Lead acquisition is a cost commonly scrutinized in marketing budgets. So much so that any senior B2B marketer will tell you the average cost of a lead is about $200. HubSpot concurs. In it’s 2017 Demand Generation Benchmarks Report, it also states that organizations with revenues under $500 million have a mean cost per lead of roughly $180; companies with revenues above $500 million spend more than double that, at roughly $430 per lead.
The cost goes up or down based on a variety of factors, including how qualified the lead is and whether it’s for marketing or sales. Other contributing factors include industry, company size and acquisition tactic.
Whether your leads are coming through your website, trade shows and events, lists, advertising or referrals, knowing how to get the most out of each lead will be key. Smart marketers know how to squeeze the juice out of each client who shows an interest in your product or service. They know that to minimize your cost per lead, increase conversions and drive revenue, you need to do these four things:
Leads need to be nurtured. With a proper nurturing sequence in place and a deep understanding of who your buyer is, what you’re selling and why it matters to them, your marketing team can create and deliver relevant, engaging content in a variety of formats. At each conversion point, new content nudges them through the buying journey, until they convert into a sales-qualified lead – or better yet, a customer. A higher conversion rate equals lower cost per lead.
One of the first places a prospect turns when researching a new service is the internet. And it’s a pretty big place to find information. A search on the term “book printers Canada” served up 16.6 million results.
In order to be found, your website must be easy to navigate and deliver a message that resonates with buyers. The calls to action need to be clear, compelling and synchronous with your other lead-generating activities, including direct mail, advertising and paid search. The messaging should matter to your community and align with your social, public and corporate initiatives and activities.
Your CRM is where your customer’s prospect journey is recorded; it’s where marketing accesses the data necessary for any outbound and lead generating campaigns. But no matter how simple or robust the CRM solution, it’s only as good as the data it contains. The more you manage the flow of information and the more you allow the data to teach you, the more it can be leveraged to impact your bottom line. The data feeding your CRM—and your campaigns—can come from your website, customer support, finance, operations, and online communities.

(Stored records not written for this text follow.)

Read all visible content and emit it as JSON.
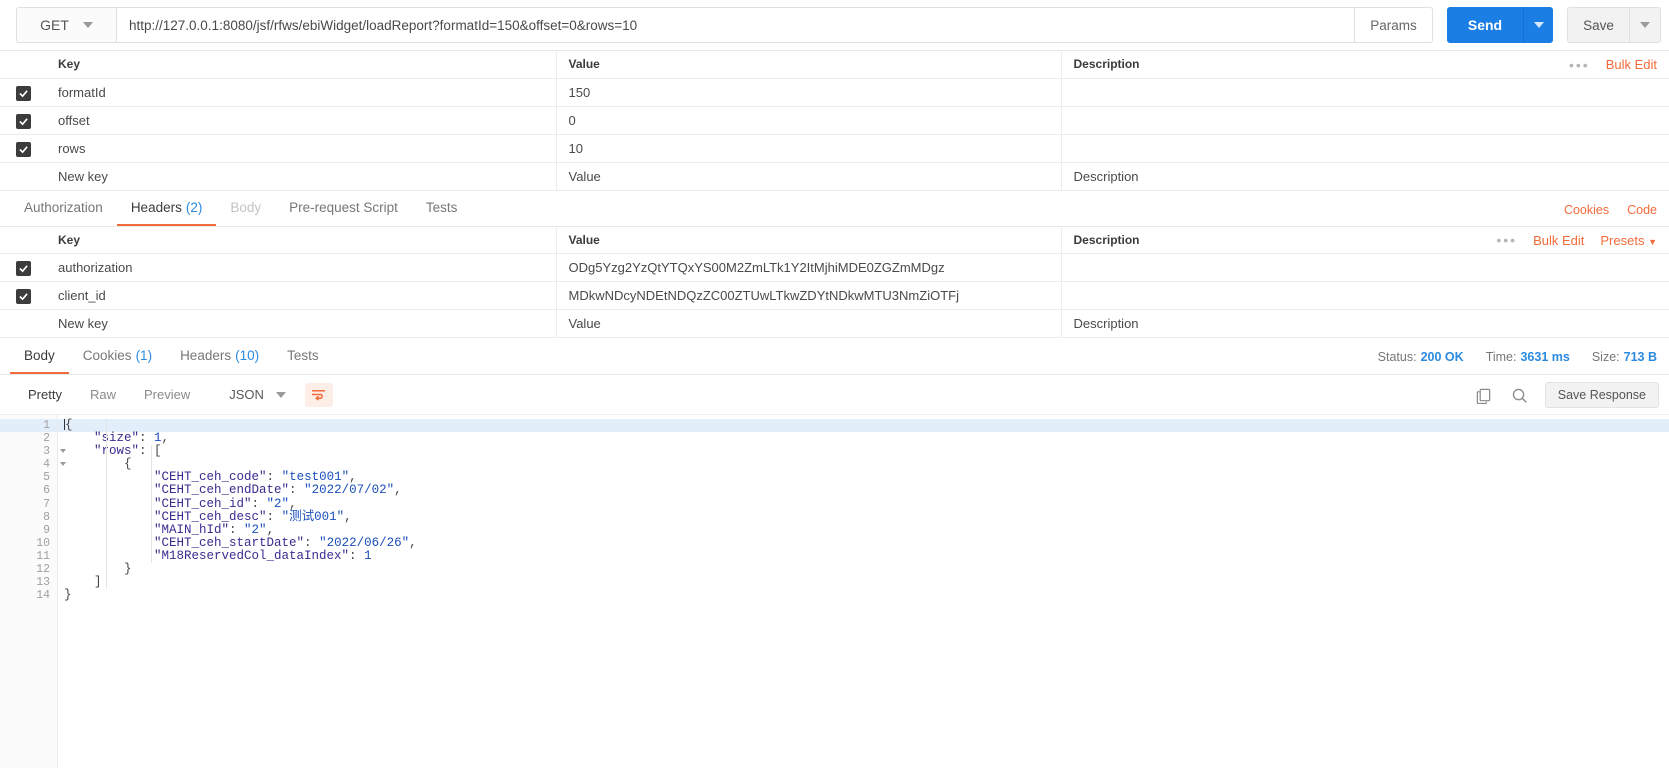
{
  "request": {
    "method": "GET",
    "url": "http://127.0.0.1:8080/jsf/rfws/ebiWidget/loadReport?formatId=150&offset=0&rows=10",
    "params_button": "Params",
    "send_button": "Send",
    "save_button": "Save"
  },
  "params_table": {
    "headers": {
      "key": "Key",
      "value": "Value",
      "description": "Description"
    },
    "bulk_edit": "Bulk Edit",
    "rows": [
      {
        "checked": true,
        "key": "formatId",
        "value": "150",
        "description": ""
      },
      {
        "checked": true,
        "key": "offset",
        "value": "0",
        "description": ""
      },
      {
        "checked": true,
        "key": "rows",
        "value": "10",
        "description": ""
      }
    ],
    "new_row": {
      "key": "New key",
      "value": "Value",
      "description": "Description"
    }
  },
  "request_tabs": {
    "items": [
      {
        "label": "Authorization",
        "count": "",
        "active": false,
        "disabled": false
      },
      {
        "label": "Headers",
        "count": "(2)",
        "active": true,
        "disabled": false
      },
      {
        "label": "Body",
        "count": "",
        "active": false,
        "disabled": true
      },
      {
        "label": "Pre-request Script",
        "count": "",
        "active": false,
        "disabled": false
      },
      {
        "label": "Tests",
        "count": "",
        "active": false,
        "disabled": false
      }
    ],
    "cookies_link": "Cookies",
    "code_link": "Code"
  },
  "headers_table": {
    "headers": {
      "key": "Key",
      "value": "Value",
      "description": "Description"
    },
    "bulk_edit": "Bulk Edit",
    "presets": "Presets",
    "rows": [
      {
        "checked": true,
        "key": "authorization",
        "value": "ODg5Yzg2YzQtYTQxYS00M2ZmLTk1Y2ItMjhiMDE0ZGZmMDgz",
        "description": ""
      },
      {
        "checked": true,
        "key": "client_id",
        "value": "MDkwNDcyNDEtNDQzZC00ZTUwLTkwZDYtNDkwMTU3NmZiOTFj",
        "description": ""
      }
    ],
    "new_row": {
      "key": "New key",
      "value": "Value",
      "description": "Description"
    }
  },
  "response_tabs": {
    "items": [
      {
        "label": "Body",
        "count": "",
        "active": true
      },
      {
        "label": "Cookies",
        "count": "(1)",
        "active": false
      },
      {
        "label": "Headers",
        "count": "(10)",
        "active": false
      },
      {
        "label": "Tests",
        "count": "",
        "active": false
      }
    ],
    "status_label": "Status:",
    "status_value": "200 OK",
    "time_label": "Time:",
    "time_value": "3631 ms",
    "size_label": "Size:",
    "size_value": "713 B"
  },
  "response_toolbar": {
    "views": [
      {
        "label": "Pretty",
        "active": true
      },
      {
        "label": "Raw",
        "active": false
      },
      {
        "label": "Preview",
        "active": false
      }
    ],
    "format": "JSON",
    "save_response": "Save Response"
  },
  "response_body": {
    "lines": [
      {
        "n": "1",
        "fold": true,
        "tokens": [
          {
            "t": "{",
            "c": "p"
          }
        ]
      },
      {
        "n": "2",
        "fold": false,
        "tokens": [
          {
            "t": "    \"size\"",
            "c": "k"
          },
          {
            "t": ": ",
            "c": "p"
          },
          {
            "t": "1",
            "c": "n"
          },
          {
            "t": ",",
            "c": "p"
          }
        ]
      },
      {
        "n": "3",
        "fold": true,
        "tokens": [
          {
            "t": "    \"rows\"",
            "c": "k"
          },
          {
            "t": ": [",
            "c": "p"
          }
        ]
      },
      {
        "n": "4",
        "fold": true,
        "tokens": [
          {
            "t": "        {",
            "c": "p"
          }
        ]
      },
      {
        "n": "5",
        "fold": false,
        "tokens": [
          {
            "t": "            \"CEHT_ceh_code\"",
            "c": "k"
          },
          {
            "t": ": ",
            "c": "p"
          },
          {
            "t": "\"test001\"",
            "c": "s"
          },
          {
            "t": ",",
            "c": "p"
          }
        ]
      },
      {
        "n": "6",
        "fold": false,
        "tokens": [
          {
            "t": "            \"CEHT_ceh_endDate\"",
            "c": "k"
          },
          {
            "t": ": ",
            "c": "p"
          },
          {
            "t": "\"2022/07/02\"",
            "c": "s"
          },
          {
            "t": ",",
            "c": "p"
          }
        ]
      },
      {
        "n": "7",
        "fold": false,
        "tokens": [
          {
            "t": "            \"CEHT_ceh_id\"",
            "c": "k"
          },
          {
            "t": ": ",
            "c": "p"
          },
          {
            "t": "\"2\"",
            "c": "s"
          },
          {
            "t": ",",
            "c": "p"
          }
        ]
      },
      {
        "n": "8",
        "fold": false,
        "tokens": [
          {
            "t": "            \"CEHT_ceh_desc\"",
            "c": "k"
          },
          {
            "t": ": ",
            "c": "p"
          },
          {
            "t": "\"测试001\"",
            "c": "s"
          },
          {
            "t": ",",
            "c": "p"
          }
        ]
      },
      {
        "n": "9",
        "fold": false,
        "tokens": [
          {
            "t": "            \"MAIN_hId\"",
            "c": "k"
          },
          {
            "t": ": ",
            "c": "p"
          },
          {
            "t": "\"2\"",
            "c": "s"
          },
          {
            "t": ",",
            "c": "p"
          }
        ]
      },
      {
        "n": "10",
        "fold": false,
        "tokens": [
          {
            "t": "            \"CEHT_ceh_startDate\"",
            "c": "k"
          },
          {
            "t": ": ",
            "c": "p"
          },
          {
            "t": "\"2022/06/26\"",
            "c": "s"
          },
          {
            "t": ",",
            "c": "p"
          }
        ]
      },
      {
        "n": "11",
        "fold": false,
        "tokens": [
          {
            "t": "            \"M18ReservedCol_dataIndex\"",
            "c": "k"
          },
          {
            "t": ": ",
            "c": "p"
          },
          {
            "t": "1",
            "c": "n"
          }
        ]
      },
      {
        "n": "12",
        "fold": false,
        "tokens": [
          {
            "t": "        }",
            "c": "p"
          }
        ]
      },
      {
        "n": "13",
        "fold": false,
        "tokens": [
          {
            "t": "    ]",
            "c": "p"
          }
        ]
      },
      {
        "n": "14",
        "fold": false,
        "tokens": [
          {
            "t": "}",
            "c": "p"
          }
        ]
      }
    ]
  }
}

It’s no secret that automation is critical to business growth and survival. Connecting systems and enabling them to communicate with each other improves efficiencies, streamlines workflows and cuts the risks and costs that come with human error. This holds equally true for marketing departments.
In a recent Forrester report, Marketing Automation Technology Forecast, 2017 to 2023 (Global), researchers predict marketing automation technology tool spending will reach $25.1 billion annually by 2023, up from $11.4 billion last year. This isn’t surprising when you look at Martech’s annual Marketing Technology Landscape Super Graphic (2018), which this year features nearly 7,000 marketing technology solutions.
Train your sales and marketing teams to recognize, differentiate and allocate leads that are sales qualified vs marketing qualified. Tell a story that engages your buying audience and creates the opportunity to grow the relationship. Feed your CRM with real-time data, from all sources, and create comprehensive, complementary campaigns using channels and tactics that matter to your customer. Maximize efficiency and minimize error by investing in the technology your company needs to test and measure success—and failures—and amplify your lead generating efforts.
Portions of this article have been published in Graphic Arts Magazine with permission